**** AVAILABLE DATA

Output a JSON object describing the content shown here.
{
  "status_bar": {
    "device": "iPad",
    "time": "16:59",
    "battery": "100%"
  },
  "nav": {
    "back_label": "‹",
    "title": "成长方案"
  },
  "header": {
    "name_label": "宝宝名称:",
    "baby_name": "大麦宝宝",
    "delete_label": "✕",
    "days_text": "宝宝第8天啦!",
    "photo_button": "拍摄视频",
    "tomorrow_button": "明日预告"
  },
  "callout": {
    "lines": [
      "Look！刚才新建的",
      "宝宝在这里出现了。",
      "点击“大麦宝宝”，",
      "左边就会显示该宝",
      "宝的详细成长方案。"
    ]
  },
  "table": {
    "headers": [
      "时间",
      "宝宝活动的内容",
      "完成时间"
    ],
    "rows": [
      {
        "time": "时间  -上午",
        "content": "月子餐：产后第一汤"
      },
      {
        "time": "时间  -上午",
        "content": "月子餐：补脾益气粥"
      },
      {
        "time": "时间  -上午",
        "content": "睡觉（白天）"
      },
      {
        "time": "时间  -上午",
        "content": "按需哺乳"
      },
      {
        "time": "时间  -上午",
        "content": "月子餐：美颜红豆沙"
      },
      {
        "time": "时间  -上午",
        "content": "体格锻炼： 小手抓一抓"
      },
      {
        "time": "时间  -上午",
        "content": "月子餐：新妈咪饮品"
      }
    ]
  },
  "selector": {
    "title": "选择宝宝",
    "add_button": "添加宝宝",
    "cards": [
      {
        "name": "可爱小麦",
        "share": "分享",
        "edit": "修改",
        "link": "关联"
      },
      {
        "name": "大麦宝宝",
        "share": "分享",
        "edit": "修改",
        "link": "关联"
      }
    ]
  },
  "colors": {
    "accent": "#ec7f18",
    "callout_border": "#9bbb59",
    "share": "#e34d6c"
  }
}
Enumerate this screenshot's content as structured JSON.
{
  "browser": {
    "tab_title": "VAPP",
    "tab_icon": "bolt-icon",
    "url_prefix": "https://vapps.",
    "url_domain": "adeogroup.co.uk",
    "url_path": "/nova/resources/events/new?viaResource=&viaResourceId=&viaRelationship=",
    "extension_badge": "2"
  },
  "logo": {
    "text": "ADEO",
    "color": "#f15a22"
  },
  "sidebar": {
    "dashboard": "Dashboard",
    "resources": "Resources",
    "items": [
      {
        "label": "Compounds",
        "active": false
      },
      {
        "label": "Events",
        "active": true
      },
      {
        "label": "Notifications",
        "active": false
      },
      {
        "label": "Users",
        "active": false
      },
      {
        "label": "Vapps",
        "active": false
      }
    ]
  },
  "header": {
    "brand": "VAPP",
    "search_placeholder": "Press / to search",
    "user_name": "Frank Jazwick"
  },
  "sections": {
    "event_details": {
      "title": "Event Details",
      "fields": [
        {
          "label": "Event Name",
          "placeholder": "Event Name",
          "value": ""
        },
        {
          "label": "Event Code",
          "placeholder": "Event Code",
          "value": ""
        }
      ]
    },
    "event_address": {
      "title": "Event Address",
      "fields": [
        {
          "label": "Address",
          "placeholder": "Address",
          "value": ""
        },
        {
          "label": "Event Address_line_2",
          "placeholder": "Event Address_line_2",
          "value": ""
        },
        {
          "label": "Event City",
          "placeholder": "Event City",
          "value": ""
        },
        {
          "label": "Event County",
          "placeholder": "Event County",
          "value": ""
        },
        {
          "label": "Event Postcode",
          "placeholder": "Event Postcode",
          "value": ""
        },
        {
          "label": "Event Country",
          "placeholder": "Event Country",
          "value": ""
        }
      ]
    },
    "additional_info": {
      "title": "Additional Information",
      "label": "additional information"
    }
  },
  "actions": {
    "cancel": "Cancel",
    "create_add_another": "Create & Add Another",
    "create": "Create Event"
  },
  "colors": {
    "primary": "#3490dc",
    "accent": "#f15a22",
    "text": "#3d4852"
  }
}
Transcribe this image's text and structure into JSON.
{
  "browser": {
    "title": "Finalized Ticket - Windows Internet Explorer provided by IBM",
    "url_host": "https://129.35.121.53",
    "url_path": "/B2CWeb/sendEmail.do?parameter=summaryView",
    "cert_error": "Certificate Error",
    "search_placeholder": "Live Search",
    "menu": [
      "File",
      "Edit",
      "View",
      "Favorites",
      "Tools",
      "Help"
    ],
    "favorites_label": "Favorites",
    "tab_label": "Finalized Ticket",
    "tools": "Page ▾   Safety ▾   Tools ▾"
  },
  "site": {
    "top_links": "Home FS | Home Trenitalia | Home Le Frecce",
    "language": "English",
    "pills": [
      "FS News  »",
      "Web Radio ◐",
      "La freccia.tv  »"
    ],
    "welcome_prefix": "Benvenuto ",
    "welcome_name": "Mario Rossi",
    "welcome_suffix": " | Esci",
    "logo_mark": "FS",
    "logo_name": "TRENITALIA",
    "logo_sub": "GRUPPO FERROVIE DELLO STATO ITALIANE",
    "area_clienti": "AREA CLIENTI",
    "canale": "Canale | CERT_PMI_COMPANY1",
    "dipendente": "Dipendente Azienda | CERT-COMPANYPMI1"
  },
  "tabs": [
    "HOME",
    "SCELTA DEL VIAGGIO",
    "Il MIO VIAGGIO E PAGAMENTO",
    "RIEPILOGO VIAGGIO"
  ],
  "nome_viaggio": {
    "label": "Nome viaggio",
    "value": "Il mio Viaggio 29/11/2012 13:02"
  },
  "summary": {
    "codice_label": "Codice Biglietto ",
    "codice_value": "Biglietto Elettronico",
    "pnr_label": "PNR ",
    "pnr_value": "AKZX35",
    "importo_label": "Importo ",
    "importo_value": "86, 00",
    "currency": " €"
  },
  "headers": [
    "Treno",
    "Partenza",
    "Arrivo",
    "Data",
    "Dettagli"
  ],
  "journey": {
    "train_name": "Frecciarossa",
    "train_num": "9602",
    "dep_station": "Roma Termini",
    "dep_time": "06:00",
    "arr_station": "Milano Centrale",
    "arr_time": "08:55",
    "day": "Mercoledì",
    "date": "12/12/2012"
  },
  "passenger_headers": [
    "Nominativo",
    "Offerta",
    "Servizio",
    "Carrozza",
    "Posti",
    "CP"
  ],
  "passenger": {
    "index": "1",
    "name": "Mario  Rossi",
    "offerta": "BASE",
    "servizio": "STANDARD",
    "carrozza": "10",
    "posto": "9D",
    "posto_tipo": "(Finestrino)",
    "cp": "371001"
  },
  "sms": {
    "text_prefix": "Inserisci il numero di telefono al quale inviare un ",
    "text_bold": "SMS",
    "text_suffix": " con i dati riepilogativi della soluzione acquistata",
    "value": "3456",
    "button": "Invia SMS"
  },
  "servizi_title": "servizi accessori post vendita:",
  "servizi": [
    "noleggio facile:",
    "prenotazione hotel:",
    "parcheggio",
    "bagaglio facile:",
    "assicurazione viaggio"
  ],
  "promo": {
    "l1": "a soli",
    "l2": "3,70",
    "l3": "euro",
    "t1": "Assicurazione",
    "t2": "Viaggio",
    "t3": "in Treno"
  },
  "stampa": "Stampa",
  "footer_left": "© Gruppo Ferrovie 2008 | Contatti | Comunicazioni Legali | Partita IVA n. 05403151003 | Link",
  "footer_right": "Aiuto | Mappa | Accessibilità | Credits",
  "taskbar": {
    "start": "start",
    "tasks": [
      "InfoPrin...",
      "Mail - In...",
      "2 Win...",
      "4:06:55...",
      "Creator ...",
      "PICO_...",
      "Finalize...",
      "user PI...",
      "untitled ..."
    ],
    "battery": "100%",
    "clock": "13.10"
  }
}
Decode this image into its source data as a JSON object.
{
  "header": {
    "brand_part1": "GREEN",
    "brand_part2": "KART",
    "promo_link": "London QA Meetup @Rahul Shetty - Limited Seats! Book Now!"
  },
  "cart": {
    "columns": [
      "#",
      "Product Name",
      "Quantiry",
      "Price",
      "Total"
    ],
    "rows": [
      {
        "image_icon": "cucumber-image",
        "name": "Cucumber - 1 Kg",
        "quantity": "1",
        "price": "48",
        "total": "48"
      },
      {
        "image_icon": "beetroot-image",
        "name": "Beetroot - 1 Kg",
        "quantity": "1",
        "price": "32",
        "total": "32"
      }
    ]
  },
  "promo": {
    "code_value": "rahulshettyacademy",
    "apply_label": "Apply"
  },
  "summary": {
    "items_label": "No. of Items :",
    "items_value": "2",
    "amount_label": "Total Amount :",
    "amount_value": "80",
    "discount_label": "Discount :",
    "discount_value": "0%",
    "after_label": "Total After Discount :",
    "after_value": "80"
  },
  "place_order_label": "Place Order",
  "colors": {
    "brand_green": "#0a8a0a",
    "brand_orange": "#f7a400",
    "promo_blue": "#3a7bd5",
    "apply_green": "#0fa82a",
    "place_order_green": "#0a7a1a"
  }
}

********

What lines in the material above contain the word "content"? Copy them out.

**THE COMPLETED TASK**
Output a JSON object describing the content shown here.
        "content": "月子餐：产后第一汤"
        "content": "月子餐：补脾益气粥"
        "content": "睡觉（白天）"
        "content": "按需哺乳"
        "content": "月子餐：美颜红豆沙"
        "content": "体格锻炼： 小手抓一抓"
        "content": "月子餐：新妈咪饮品"
Enumerate this screenshot's content as structured JSON.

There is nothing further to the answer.